The world is getting bigger.
Today is the last day of school. Jake and Eli will be fifth graders soon, and everything is getting bigger! The size of the their appetites, the size of their feet…
Both of them have new shoes that are almost as big as mine, and my feet are not small!
Their confidence is growing too.
Eli has discovered a new talent. “Mom, I’m the best camp-out chef. I make the best toast on a stick over the campfire, and I don’t even burn it! It’s perfectly golden and crunchy.”
Jake was the King of Hearts in the school play. He worked so hard! Memorizing his lines, learning the songs, dancing with Alice in Wonderland and loving every minute.

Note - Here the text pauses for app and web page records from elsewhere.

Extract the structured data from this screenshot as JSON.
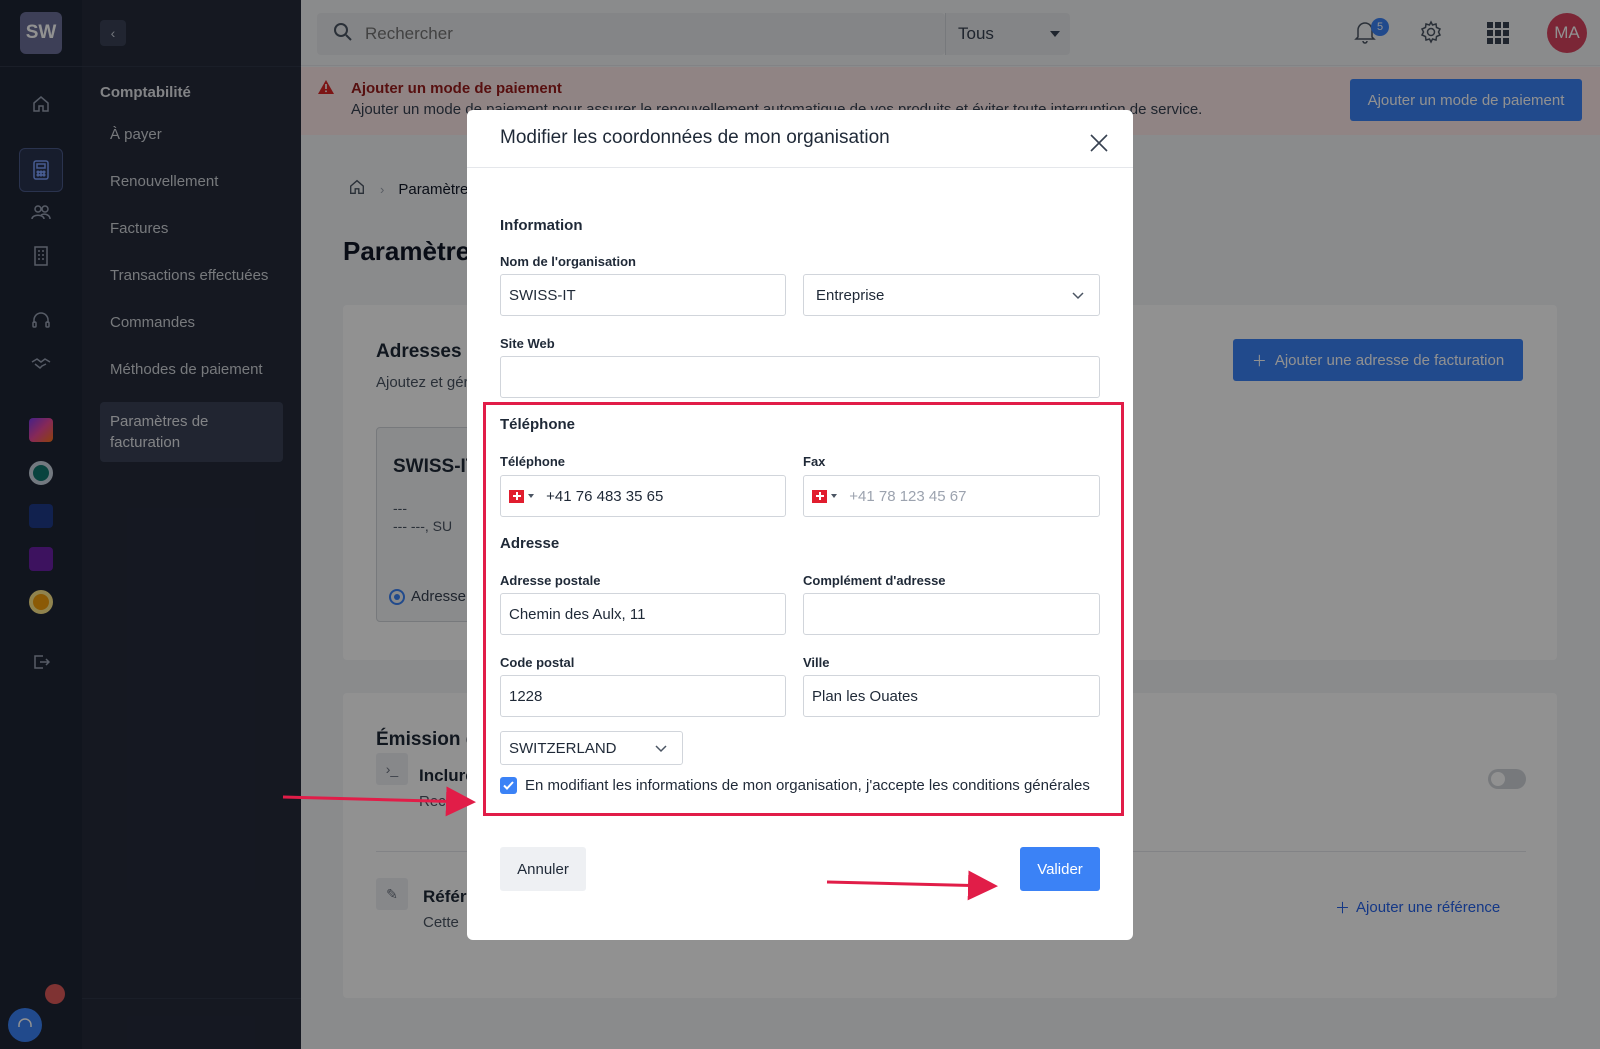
{
  "rail": {
    "logo": "SW"
  },
  "sidebar": {
    "group": "Comptabilité",
    "items": [
      {
        "label": "À payer"
      },
      {
        "label": "Renouvellement"
      },
      {
        "label": "Factures"
      },
      {
        "label": "Transactions effectuées"
      },
      {
        "label": "Commandes"
      },
      {
        "label": "Méthodes de paiement"
      },
      {
        "label": "Paramètres de facturation"
      }
    ]
  },
  "topbar": {
    "search_placeholder": "Rechercher",
    "scope": "Tous",
    "notifications": "5",
    "avatar": "MA"
  },
  "alert": {
    "title": "Ajouter un mode de paiement",
    "message": "Ajouter un mode de paiement pour assurer le renouvellement automatique de vos produits et éviter toute interruption de service.",
    "button": "Ajouter un mode de paiement"
  },
  "page": {
    "breadcrumb": "Paramètres de facturation",
    "title": "Paramètres de facturation",
    "addresses": {
      "title": "Adresses de facturation",
      "subtitle": "Ajoutez et gérez vos adresses de facturation",
      "add_button": "Ajouter une adresse de facturation",
      "card_name": "SWISS-IT",
      "card_line1": "---",
      "card_line2": "--- ---, SU",
      "card_radio": "Adresse"
    },
    "emission": {
      "title": "Émission de factures",
      "row1_title": "Inclure",
      "row1_sub": "Recevez",
      "row2_title": "Référence",
      "row2_sub": "Cette",
      "ref_link": "Ajouter une référence"
    }
  },
  "modal": {
    "title": "Modifier les coordonnées de mon organisation",
    "info_section": "Information",
    "org_name_label": "Nom de l'organisation",
    "org_name_value": "SWISS-IT",
    "org_type_value": "Entreprise",
    "website_label": "Site Web",
    "website_value": "",
    "phone_section": "Téléphone",
    "phone_label": "Téléphone",
    "phone_value": "+41 76 483 35 65",
    "fax_label": "Fax",
    "fax_placeholder": "+41 78 123 45 67",
    "address_section": "Adresse",
    "street_label": "Adresse postale",
    "street_value": "Chemin des Aulx, 11",
    "complement_label": "Complément d'adresse",
    "complement_value": "",
    "zip_label": "Code postal",
    "zip_value": "1228",
    "city_label": "Ville",
    "city_value": "Plan les Ouates",
    "country_value": "SWITZERLAND",
    "terms": "En modifiant les informations de mon organisation, j'accepte les conditions générales",
    "terms_checked": true,
    "cancel": "Annuler",
    "submit": "Valider"
  },
  "colors": {
    "primary": "#3b82f6",
    "highlight": "#e11d48",
    "sidebar": "#252b3b",
    "rail": "#1f2535"
  }
}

In Webelos this year, they learned a ton of new skills. Tying knots, fitness drills with the Marines, camping trips, First Aid, the Pinewood Derby. Their troop is a truly international group of kids with the most patient, encouraging, and optimistic scout leaders on earth! Thanks, Daddy.
Life is fun, full of busy weekends and bike rides, and so many new experiences. But somehow, I have to reconcile this wonderful sense of the world opening up with the feeling that my opportunities to mother them are slipping.
Up until now, my role has been to teach Jake and Eli responsibility. To try hard, pick up their own room, learn how to cut an apple, put their dirty dishes in the sink. Life requires these lessons, and it won’t wait for you.
But lately, something else is happening. Even though I’ll always be their Mommy, at this age they see that comfort can have other sources. Who is teaching them to be kind to themselves? Who is listening to their ideas and their feelings, and caring about their dreams? They’ll have a lifetime to pack their own lunches and put away their own laundry, but what about my role in these precious years of teaching them how to relax? That it really isn’t all so serious, and that a test doesn’t define their worth, and not being good at something isn’t a big deal? When do we start teaching them to value their wants, not just their needs?
If the world is eventually going to teach them that life is hard anyway, why do I have to do it? There are entire decades without Legos and lunches in front of me, so does it really hurt if I take care of them a little while longer, and treat them like little boys for just a few more years?
Maybe I don’t need to feel joyful about folding socks and rinsing crusty toothpaste out of the sink, but Jake and Eli have 10-year old burdens of their own. They still have to find themselves and figure out who they are. It is so easy right now to lighten that load by just being Mom.
And to tell them, over and over again, that we’re never letting go. Never Letting Go.
The summer is looming and a whirlwind of grandparents, cousins, and friends awaits. Fourth grade may be over and Jake and Eli may be growing up, but they’re not too old to stop loving Big Bear. When I took their picture this morning, the first thing they did was run to their room to get him!
At the bus stop today, they gathered in a big group to sign each other’s yearbooks. The world of Friends is getting bigger.
And I’m blessed with two sons who show me that love is getting bigger too. Big enough to burst.